Police initially described the woman as being in a vegetative state, but Micheaels said she has “significant intellectual disabilities” and is not able to speak, but has some ability to move her limbs, head and neck, responds to sound and is able to make facial gestures.
Court documents of Sutherland’s arrest described the woman as a “quadriplegic in a non-responsive state of consciousness.”
Investigators found that Sutherland had spent a lot of time with the victim, according to a probable cause statement. Investigators believe Sutherland assaulted the patient sometime between February and April.
Thompson said the baby is doing well and is believed to be out of the hospital.
Sutherland appeared in court for the first time on Wednesday, but did not speak or enter a plea.
Defense attorney David Gregan said Sutherland had no prior criminal history and argued there was no direct evidence that his client committed the alleged sexual assault.
Gregan also said Sutherland has the right to get his own DNA expert.
A Maricopa County Superior Court commissioner ordered him released on a cash-only $500,000 bond. Sutherland must also wear an electronic monitoring device.
He will appear in court next on Jan. 30.
Employees had said the facility did not know the woman was pregnant until she gave birth on Dec. 29.
Police launched the sexual assault investigation that same day because the victim was allegedly in a vegetative state and was not in a position to give consent.
As her guardian, the woman’s mother was required to submit an annual report to the court that included results of a medical exam.
Hacienda HealthCare on Sunday announced that one doctor who had cared for the woman resigned and another was suspended.
The center launched an internal review into the incident led by former Maricopa County Attorney Rick Romley last week.
Hacienda HealthCare CEO Bill Timmons resigned shortly after the investigation began.
Executive Vice President Gary Orman said in the statement at the time that the facility “will accept nothing less than a full accounting of this absolutely horrifying situation, an unprecedented case that has devastated everyone involved.”

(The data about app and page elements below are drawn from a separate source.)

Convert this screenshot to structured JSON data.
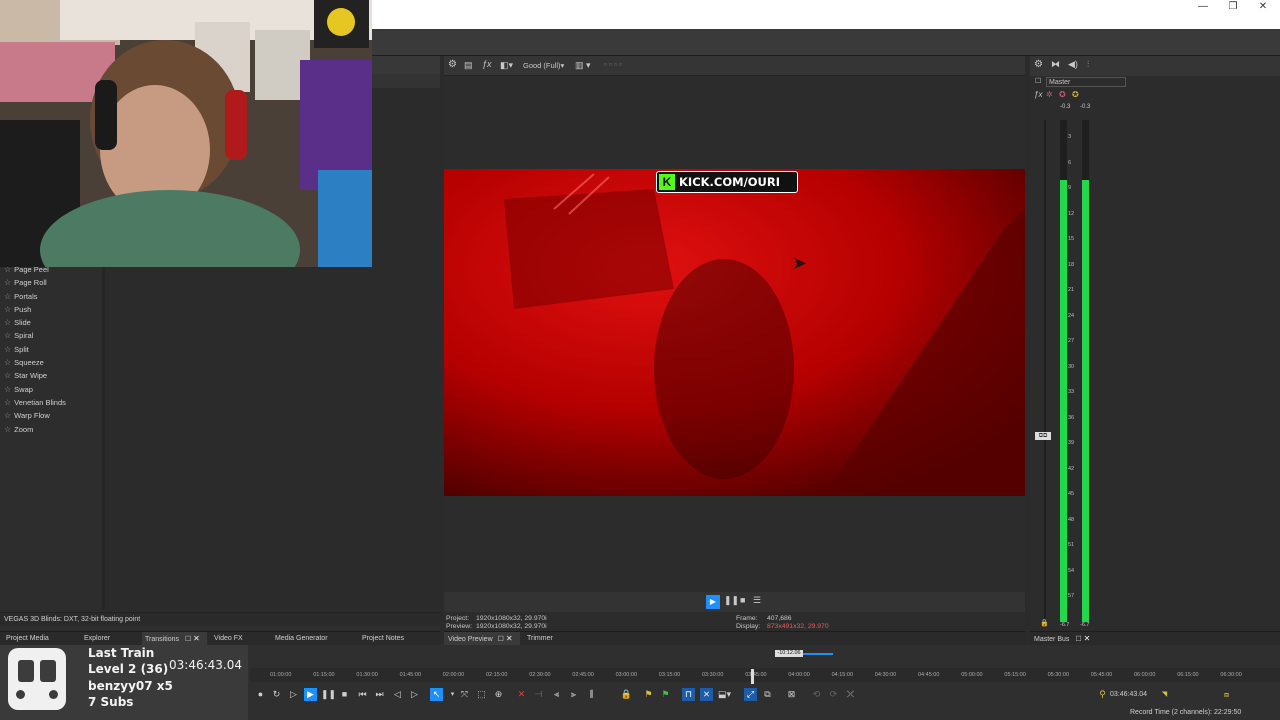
{
  "window": {
    "minimize": "—",
    "restore": "❐",
    "close": "✕"
  },
  "transitions": {
    "items": [
      "Page Peel",
      "Page Roll",
      "Portals",
      "Push",
      "Slide",
      "Spiral",
      "Split",
      "Squeeze",
      "Star Wipe",
      "Swap",
      "Venetian Blinds",
      "Warp Flow",
      "Zoom"
    ],
    "status": "VEGAS 3D Blinds: DXT, 32-bit floating point"
  },
  "left_tabs": {
    "project_media": "Project Media",
    "explorer": "Explorer",
    "transitions": "Transitions",
    "video_fx": "Video FX",
    "media_generator": "Media Generator",
    "project_notes": "Project Notes"
  },
  "preview": {
    "quality": "Good (Full)",
    "overlay_text": "KICK.COM/OURI",
    "overlay_k": "K",
    "project_label": "Project:",
    "project_value": "1920x1080x32, 29.970i",
    "preview_label": "Preview:",
    "preview_value": "1920x1080x32, 29.970i",
    "frame_label": "Frame:",
    "frame_value": "407,686",
    "display_label": "Display:",
    "display_value": "873x491x32, 29.970",
    "tab_video_preview": "Video Preview",
    "tab_trimmer": "Trimmer",
    "tabx": "✕"
  },
  "master": {
    "title": "Master",
    "peak_left": "-0.3",
    "peak_right": "-0.3",
    "scale": [
      "3",
      "6",
      "9",
      "12",
      "15",
      "18",
      "21",
      "24",
      "27",
      "30",
      "33",
      "36",
      "39",
      "42",
      "45",
      "48",
      "51",
      "54",
      "57"
    ],
    "bottom_left": "-6.7",
    "bottom_right": "-6.7",
    "tab": "Master Bus",
    "tabx": "✕",
    "level_left": 0.88,
    "level_right": 0.88,
    "meter_color": "#23d84a"
  },
  "timeline": {
    "ruler": [
      "01:00:00",
      "01:15:00",
      "01:30:00",
      "01:45:00",
      "02:00:00",
      "02:15:00",
      "02:30:00",
      "02:45:00",
      "03:00:00",
      "03:15:00",
      "03:30:00",
      "03:45:00",
      "04:00:00",
      "04:15:00",
      "04:30:00",
      "04:45:00",
      "05:00:00",
      "05:15:00",
      "05:30:00",
      "05:45:00",
      "06:00:00",
      "06:15:00",
      "06:30:00"
    ],
    "marker": "-10:12.06",
    "cursor_time": "03:46:43.04",
    "record_time": "Record Time (2 channels): 22:29:50"
  },
  "stream_overlay": {
    "song": "Last Train",
    "level": "Level 2  (36)",
    "time": "03:46:43.04",
    "user": "benzyy07 x5",
    "subs": "7 Subs"
  },
  "colors": {
    "accent": "#1e8fff",
    "video_red": "#c80000",
    "kick_green": "#53fc18"
  }
}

Esella Burr, Sutherland’s former neighbor, told The Associated Press on Wednesday that he shared his Phoenix-area house with his wife and four children until he sold the home in October.
Burr said Sutherland would sometimes wave or start a conversation with her and once gave her a ride. He also mentioned that he liked his job as a nurse.
The Associated Press contributed to this report.